Have been wondering when these were brought about and by who? Was it Gardner Fox with Jay Garrick? Broome and Infantino with Barry in the Silver Age? If it was in the Silver Age was it just to promote education in comics or was it to distance the comic from other comics that were being blamed for causing juvenile delinquency? Both? (Therefore was it a push by Julius Schwartz?).
So, normally I like to have a lot more reference material to work with when answering these types of questions, but the internet has let me down! It seems that nobody has really cared much about the history of ‘Flash Facts’ before – certainly not enough to fight the copious blogs and news stories that use it for headlines and make the search much harder.
Still, I’ll try, so here we go:
I can’t tell you which writer/artist was the first to use them, but as we’ll see they’re actually part of a wider tradition in comics and DC in particular. As /u/deadpa noted below, this quote from Julius Schwartz, legendary editor of DC throughout the Silver Age, from Flash #124 (1961) sums up his attitude well:
“Many of our readers have complimented us for our realistic approach to The Flash. When we present an amazing, almost unbelievable idea or gimmick, we like to explain it scientifically.”
That said, they certainly predate the Silver Age, although thanks to people like Julie that’s where Flash Facts as we most often think of them originated. We’ll start this story with the Golden Age Flash, Jay Garrick. Of all the places to find to back me up on this, there’s this from TV Tropes on the character:
Breaking the Fourth Wall: Jay would occasionally shill his own book to readers, both in his own comics and in All-Star. He also had the occasional speed records page in which he related then-current speed records and other facts to the reader. In a way, these were the original “Flash facts”.
|Friends don’t let friends get lost in a TVTropes.com spiral – follow that link at your own risk! Seriously, you can lose hours – if not days – on that site.|
Anyway, it wasn’t just the Flash though, it was a reasonably common thing both in the Golden and the Silver Age for comics to be full of a lot of stuff like this, that combined trivia, science and general information. As this blog put it, when referencing this image:
For a long time, every DC comic had something like this, a little half- or full-page filler like “Flash Facts” or “Metal Facts and Fancies”, possibly so that they could claim some portion of their content was educational. Of them all, I prefer “Science Says You’re Wrong if You Believe That…” because it’s the only one that flat-out insults the reader. These things are terrific insights into what the heck people were caring about at the time that they were written, or at least what comics writers were caring about. For example, read enough stuff from the 60s and you’ll see that bit about deadly gasses from the tail of a comet coming up again and again, though nowadays it’s gone the way of the classic plot to kill someone with a weak heart by scaring them to death. So were people obsessed with comets or was it just a case of writers getting as much use as they could out of a stlye of disaster with a lot of dramatic appeal?
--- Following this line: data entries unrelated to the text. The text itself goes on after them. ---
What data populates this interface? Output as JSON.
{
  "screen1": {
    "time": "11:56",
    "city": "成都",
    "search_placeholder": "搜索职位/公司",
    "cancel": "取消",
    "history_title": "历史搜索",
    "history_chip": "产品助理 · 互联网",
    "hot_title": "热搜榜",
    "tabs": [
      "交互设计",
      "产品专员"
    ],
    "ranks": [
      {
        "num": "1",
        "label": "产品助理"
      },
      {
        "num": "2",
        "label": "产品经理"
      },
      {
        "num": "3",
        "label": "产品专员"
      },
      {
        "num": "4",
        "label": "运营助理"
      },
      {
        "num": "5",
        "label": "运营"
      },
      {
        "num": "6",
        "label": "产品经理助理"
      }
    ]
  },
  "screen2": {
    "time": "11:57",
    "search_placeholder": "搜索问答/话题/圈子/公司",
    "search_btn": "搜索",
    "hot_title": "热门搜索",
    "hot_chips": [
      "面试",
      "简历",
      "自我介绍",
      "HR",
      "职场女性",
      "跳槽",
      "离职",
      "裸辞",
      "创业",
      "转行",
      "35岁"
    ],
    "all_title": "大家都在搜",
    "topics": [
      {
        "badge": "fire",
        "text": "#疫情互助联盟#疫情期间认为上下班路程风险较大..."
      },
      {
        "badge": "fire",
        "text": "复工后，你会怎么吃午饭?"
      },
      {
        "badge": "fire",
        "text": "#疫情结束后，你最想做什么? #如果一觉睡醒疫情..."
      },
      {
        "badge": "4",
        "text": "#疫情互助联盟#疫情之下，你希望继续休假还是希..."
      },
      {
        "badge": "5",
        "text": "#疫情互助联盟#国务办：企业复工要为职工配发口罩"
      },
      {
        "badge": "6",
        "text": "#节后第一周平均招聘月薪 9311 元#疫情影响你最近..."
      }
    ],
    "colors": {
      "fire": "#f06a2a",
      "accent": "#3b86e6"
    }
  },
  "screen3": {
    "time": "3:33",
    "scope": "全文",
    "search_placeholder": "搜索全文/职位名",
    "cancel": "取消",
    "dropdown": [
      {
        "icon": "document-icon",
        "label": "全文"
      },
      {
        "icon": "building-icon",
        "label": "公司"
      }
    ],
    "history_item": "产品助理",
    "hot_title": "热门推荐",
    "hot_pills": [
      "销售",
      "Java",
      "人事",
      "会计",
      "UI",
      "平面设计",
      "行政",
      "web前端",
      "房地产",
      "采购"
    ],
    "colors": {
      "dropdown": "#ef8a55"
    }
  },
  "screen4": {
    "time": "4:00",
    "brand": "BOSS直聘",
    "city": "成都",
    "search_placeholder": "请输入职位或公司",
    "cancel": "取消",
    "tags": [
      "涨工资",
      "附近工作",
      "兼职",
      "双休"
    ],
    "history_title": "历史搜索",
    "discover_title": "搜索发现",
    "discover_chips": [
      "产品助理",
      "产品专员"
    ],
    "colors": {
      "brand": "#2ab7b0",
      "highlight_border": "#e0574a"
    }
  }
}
I included the whole paragraph as I too find this stuff kind of interesting, but maybe that’s because I work in marketing/advertising and communications, so your mileage may vary :)
Anyway, it wasn’t just science facts they were sharing. There was also:
- Guides to teenage slang (Lois Lane #16, 1960) – which is how I learned I’m a real fileboner.
- Ads for awesome stuff! – X-Ray specs! Spy scopes! Hypnotic control! It’s a ‘My First Creeper’ kit.
- Definitions of words (Justice League of America #22, 1963) – Although odd ones to choose…
- Public Service Ads (1962) – In which Superman teaches manners by being a dick and wrecking all the bikes in a neighbourhood.
Anyway, the reason I’m mentioning all those is that these kind of full page or featured, informative inserts were also the way that Flash Facts were often integrated into the story. Check out these two early examples:
These read like the old Ripley’s Believe it or Not! comics in many ways, but as we know they were eventually more closely incorporated into the story of the comics. The leap between these types of examples and the, more often than not, third person narration of comics was a relatively easy one to make as the narrator – often spelling out exactly what the reader was seeing – was omnipotent and so could easily opine on science facts to explain how the Flash did all the thing she could.
This, with the rise of first person narration and better printing techniques that required less hand holding, eventually saw the facts transfer over to actually being said by Barry, and later, Wally. I can’t check right now, but I think it was during Morrison’s run on The Flash, specifically The Human Race arc, where Wally actually directly mentions how Barry’s science background meant he often referred to things as ‘Flash Facts’ while trying to explain things to/train Wally.
I really thought I’d find a blog/article charting these through the decades, and this is more conjecture than I normally like, so anyone should feel free to call me on it – hopefully with evidence though :)
I’ll leave you with two treats for sitting through my rambling:
- Green Lantern getting in on the act (Blackest Night #2, 2009)
- An example of Flash Facts being still alive in the New 52! (Flash #26, Dec 2013)
Anyway, hope this was helpful – sorry I couldn’t be more concrete or informative!